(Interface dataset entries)
=======

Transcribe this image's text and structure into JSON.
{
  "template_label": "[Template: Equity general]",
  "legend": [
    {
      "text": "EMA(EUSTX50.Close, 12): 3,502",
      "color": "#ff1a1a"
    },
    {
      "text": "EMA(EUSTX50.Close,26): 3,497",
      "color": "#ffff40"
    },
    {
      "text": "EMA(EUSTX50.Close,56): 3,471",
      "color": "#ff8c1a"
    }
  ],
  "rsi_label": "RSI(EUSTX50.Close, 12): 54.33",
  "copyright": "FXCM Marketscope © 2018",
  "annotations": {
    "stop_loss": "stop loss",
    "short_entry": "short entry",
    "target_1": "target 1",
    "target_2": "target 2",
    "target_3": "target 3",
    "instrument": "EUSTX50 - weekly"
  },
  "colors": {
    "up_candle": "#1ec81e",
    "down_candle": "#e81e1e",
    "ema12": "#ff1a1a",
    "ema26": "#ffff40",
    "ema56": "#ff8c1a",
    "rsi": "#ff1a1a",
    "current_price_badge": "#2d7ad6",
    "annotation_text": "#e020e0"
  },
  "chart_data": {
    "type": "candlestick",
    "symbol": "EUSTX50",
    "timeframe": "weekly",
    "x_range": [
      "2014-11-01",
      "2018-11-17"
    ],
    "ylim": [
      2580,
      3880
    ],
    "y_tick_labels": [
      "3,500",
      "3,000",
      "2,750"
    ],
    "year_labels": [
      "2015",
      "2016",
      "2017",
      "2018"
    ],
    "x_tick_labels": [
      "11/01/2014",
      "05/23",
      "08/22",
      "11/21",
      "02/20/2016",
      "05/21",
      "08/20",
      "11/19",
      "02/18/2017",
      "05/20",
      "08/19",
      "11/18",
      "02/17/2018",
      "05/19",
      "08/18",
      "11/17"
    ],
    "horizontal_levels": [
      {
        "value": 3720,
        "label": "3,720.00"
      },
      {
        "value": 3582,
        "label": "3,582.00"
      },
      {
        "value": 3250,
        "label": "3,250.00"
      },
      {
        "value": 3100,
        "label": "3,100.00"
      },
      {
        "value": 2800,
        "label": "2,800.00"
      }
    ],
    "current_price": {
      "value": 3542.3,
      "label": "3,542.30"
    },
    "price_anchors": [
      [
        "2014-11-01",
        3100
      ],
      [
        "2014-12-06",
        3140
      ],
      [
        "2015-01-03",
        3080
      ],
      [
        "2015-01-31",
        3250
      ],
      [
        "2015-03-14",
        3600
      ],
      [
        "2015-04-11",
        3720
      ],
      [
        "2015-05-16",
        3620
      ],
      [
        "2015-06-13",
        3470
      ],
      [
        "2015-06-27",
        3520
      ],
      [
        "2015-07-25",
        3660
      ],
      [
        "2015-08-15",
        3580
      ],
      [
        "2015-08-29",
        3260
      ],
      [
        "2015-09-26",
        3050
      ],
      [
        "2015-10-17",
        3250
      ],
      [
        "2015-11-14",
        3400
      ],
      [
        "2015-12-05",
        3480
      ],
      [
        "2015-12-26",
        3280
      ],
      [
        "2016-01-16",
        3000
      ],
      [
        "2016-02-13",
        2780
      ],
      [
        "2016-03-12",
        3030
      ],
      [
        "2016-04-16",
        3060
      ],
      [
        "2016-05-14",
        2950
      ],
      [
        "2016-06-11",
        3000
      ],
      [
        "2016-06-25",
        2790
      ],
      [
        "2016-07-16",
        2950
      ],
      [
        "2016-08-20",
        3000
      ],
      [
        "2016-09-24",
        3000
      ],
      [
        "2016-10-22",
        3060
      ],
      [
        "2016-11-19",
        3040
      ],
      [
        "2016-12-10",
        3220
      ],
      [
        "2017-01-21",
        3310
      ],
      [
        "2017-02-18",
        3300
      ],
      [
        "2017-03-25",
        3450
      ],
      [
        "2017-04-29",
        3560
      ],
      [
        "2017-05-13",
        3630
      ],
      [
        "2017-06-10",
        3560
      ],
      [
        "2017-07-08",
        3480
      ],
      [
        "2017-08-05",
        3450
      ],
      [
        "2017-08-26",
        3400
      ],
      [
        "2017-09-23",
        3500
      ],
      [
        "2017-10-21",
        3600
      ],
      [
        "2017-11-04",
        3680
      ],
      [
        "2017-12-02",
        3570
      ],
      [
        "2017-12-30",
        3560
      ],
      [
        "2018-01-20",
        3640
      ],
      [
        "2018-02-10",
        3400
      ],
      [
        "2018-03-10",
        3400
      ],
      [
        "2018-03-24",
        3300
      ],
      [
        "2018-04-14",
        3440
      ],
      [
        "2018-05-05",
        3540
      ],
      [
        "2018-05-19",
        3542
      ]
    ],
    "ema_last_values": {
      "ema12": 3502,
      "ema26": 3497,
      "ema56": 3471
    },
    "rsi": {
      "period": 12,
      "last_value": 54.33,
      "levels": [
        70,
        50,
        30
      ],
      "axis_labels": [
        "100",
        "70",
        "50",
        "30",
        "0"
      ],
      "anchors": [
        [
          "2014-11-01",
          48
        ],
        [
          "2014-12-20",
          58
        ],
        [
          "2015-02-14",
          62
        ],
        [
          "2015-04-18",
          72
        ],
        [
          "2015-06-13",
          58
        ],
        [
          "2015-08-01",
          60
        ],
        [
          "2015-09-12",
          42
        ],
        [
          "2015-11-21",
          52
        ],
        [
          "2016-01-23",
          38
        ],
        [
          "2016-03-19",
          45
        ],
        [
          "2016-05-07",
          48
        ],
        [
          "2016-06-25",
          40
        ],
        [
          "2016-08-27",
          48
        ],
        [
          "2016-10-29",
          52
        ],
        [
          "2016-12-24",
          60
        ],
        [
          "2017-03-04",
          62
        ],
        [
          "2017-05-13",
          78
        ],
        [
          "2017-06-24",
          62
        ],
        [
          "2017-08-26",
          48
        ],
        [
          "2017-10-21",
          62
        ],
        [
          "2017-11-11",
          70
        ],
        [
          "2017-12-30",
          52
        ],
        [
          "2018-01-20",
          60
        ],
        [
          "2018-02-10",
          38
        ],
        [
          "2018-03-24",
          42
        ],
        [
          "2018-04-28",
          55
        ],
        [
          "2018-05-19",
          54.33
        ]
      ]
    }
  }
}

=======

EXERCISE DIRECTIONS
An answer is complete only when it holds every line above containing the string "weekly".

RESULT FOR THIS EXERCISE
    "instrument": "EUSTX50 - weekly"
    "timeframe": "weekly",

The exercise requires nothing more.